◆ **Assignment**
Which lines of the records below contain the word "Abandoners"? Report each of them in full.

◆ **App and web page records**
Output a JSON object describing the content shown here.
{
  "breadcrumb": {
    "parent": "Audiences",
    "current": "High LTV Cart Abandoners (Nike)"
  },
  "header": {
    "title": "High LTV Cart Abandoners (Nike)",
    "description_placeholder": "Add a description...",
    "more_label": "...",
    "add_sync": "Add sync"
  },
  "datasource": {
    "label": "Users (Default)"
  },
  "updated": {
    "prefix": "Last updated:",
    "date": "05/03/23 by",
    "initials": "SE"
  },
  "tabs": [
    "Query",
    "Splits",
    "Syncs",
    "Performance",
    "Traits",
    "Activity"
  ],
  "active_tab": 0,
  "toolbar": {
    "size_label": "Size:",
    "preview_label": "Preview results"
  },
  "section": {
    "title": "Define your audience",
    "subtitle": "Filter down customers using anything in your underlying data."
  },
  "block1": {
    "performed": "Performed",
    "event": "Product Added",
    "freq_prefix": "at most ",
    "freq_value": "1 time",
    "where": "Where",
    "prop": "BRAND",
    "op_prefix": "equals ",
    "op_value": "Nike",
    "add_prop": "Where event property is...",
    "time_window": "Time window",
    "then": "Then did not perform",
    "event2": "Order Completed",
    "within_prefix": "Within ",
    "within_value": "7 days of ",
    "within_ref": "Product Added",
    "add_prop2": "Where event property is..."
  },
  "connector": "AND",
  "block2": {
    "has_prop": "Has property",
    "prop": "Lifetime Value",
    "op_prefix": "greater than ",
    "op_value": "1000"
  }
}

◆ **Result for this task**
    "current": "High LTV Cart Abandoners (Nike)"
    "title": "High LTV Cart Abandoners (Nike)",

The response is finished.